- Chapter 1: Augmenting the UDK
- Creating simple level geometry and enabling the third-person through use of Kismet
- Chapter 2: Tower Defense
- Spawning enemies, basic game over functionality, and spawning prefab objects with more advanced Kismet
- Chapter 3: Detailing Environments
- Applying materials, placing static meshes, and spawning weapons
- Chapter 4: Finishing Touches
- Utilizing Flash to implement a main menu, heads-up display (HUD), and packaging the final game
Within the chapters presented the most immediately useful when it comes to tower defense development is chapter 2. ‘Chapter 2: Tower Defense’ is really the majority of the tower defense functionality you’ll find in this book. After finishing this chapter you’ll have a prototype that features timed spawning enemies attacking a specific map point from randomly generating bases. When you really look at that statement it comprises a large portion of what a tower defense game contains. Luckily the book succeeds in quickly presenting the tower defense mechanics and producing functional results in one solid chapter. Readers shouldn’t get bored with this quick chapter and get to see the fruits of their labors relatively soon after starting.

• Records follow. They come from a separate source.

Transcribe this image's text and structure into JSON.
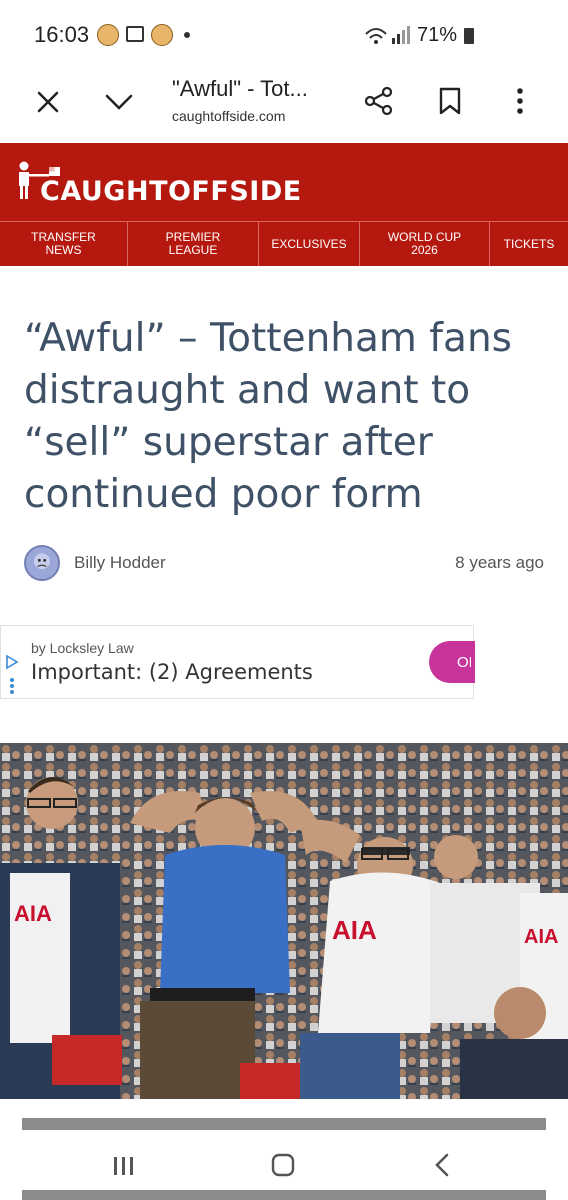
{
  "status_bar": {
    "time": "16:03",
    "battery": "71%"
  },
  "browser": {
    "title": "\"Awful\" - Tot...",
    "url": "caughtoffside.com"
  },
  "site": {
    "logo": "CAUGHTOFFSIDE",
    "nav": [
      {
        "line1": "TRANSFER",
        "line2": "NEWS"
      },
      {
        "line1": "PREMIER",
        "line2": "LEAGUE"
      },
      {
        "line1": "EXCLUSIVES",
        "line2": ""
      },
      {
        "line1": "WORLD CUP",
        "line2": "2026"
      },
      {
        "line1": "TICKETS",
        "line2": ""
      }
    ]
  },
  "article": {
    "headline": "“Awful” – Tottenham fans distraught and want to “sell” superstar after continued poor form",
    "author": "Billy Hodder",
    "date": "8 years ago"
  },
  "ad": {
    "by": "by Locksley Law",
    "title": "Important: (2) Agreements",
    "button": "OP"
  },
  "photo": {
    "shirt_text": "AIA"
  },
  "colors": {
    "brand_red": "#b5180f",
    "headline": "#3f5166",
    "ad_button": "#c8359a"
  }
}
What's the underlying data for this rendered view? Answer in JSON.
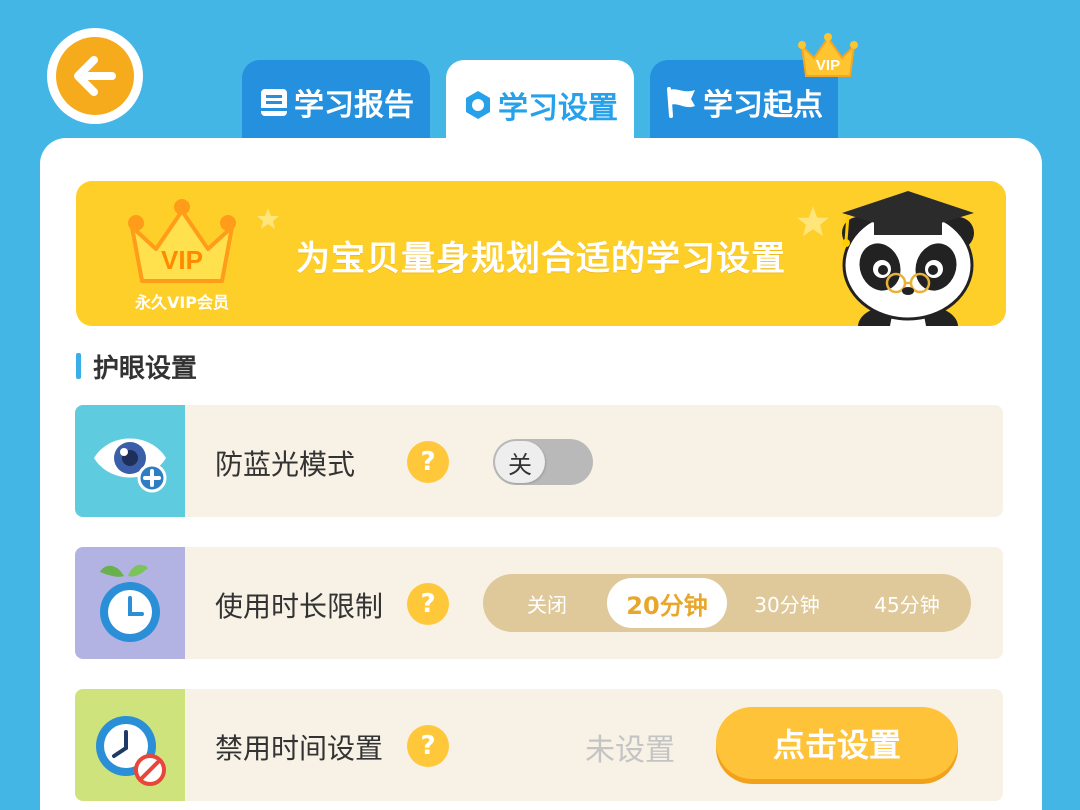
{
  "tabs": [
    {
      "label": "学习报告",
      "icon": "report-book-icon"
    },
    {
      "label": "学习设置",
      "icon": "settings-hex-icon",
      "active": true
    },
    {
      "label": "学习起点",
      "icon": "flag-icon",
      "badge": "VIP"
    }
  ],
  "banner": {
    "title": "为宝贝量身规划合适的学习设置",
    "vip_logo_text": "VIP",
    "vip_member_label": "永久VIP会员"
  },
  "section": {
    "title": "护眼设置"
  },
  "rows": {
    "blue_light": {
      "label": "防蓝光模式",
      "help": "?",
      "toggle_label": "关",
      "toggle_on": false
    },
    "time_limit": {
      "label": "使用时长限制",
      "help": "?",
      "options": [
        "关闭",
        "20分钟",
        "30分钟",
        "45分钟"
      ],
      "selected": "20分钟"
    },
    "forbidden_time": {
      "label": "禁用时间设置",
      "help": "?",
      "status": "未设置",
      "button_label": "点击设置"
    }
  },
  "colors": {
    "background": "#43b6e6",
    "tab_inactive": "#2590de",
    "accent_orange": "#f6ab1c",
    "banner_yellow": "#ffcf29",
    "row_bg": "#f8f2e6"
  }
}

Unfortunately, with one chapter presenting nearly all the tower defense mechanics there are to find in Getting Started with UDK, this means the rest of the book is relatively basic UDK introduction information. Now, presenting basic introductory information inside a volume with a title like ‘Getting Started’ isn’t a bad thing… unless the volume is overly short. Chapters on creating geometry, using materials, and placing static meshes are all very beginner topics covered in many other books. In this case a short book easily pales in comparison to any other longer reference containing more information and in many cases carries a lower price tag (Getting Started with UDK retails at $34.99!). With many other longer books providing more detail to beginners of UDK the only draw here is the tower defense mechanics, but as mentioned previously that only comprises one quarter of the entire book.
Even though Getting Started with UDK is so short, John Doran’s writing is much better in this book than in his previous Mastering UDK Game Development. There are plenty of explanations as to why each step is being development, giving ample reason to the why of the reader. Sections will begin with explanations of the goal and if necessary, a follow-up to the information presented. For example, Chapter 1 introduces a simple Kismet sequence by explaining its use and step by step instructions for implementation. But instead of ending the chapter, there are several pages devoted to explaining Kismet, even going so far as to describe the benefits and drawbacks of the system.
In the end, Getting Started with UDK feels like a small appetizer for a much larger course. Beginners will find the information presented within easy to pick up and a quick read producing fast results. But anyone looking for anything deeper would probably want to look for something more substantial as their base to the excellent UDK. Pick this up only if you want a small introductory preview of UDK, otherwise look elsewhere for a larger introductory book.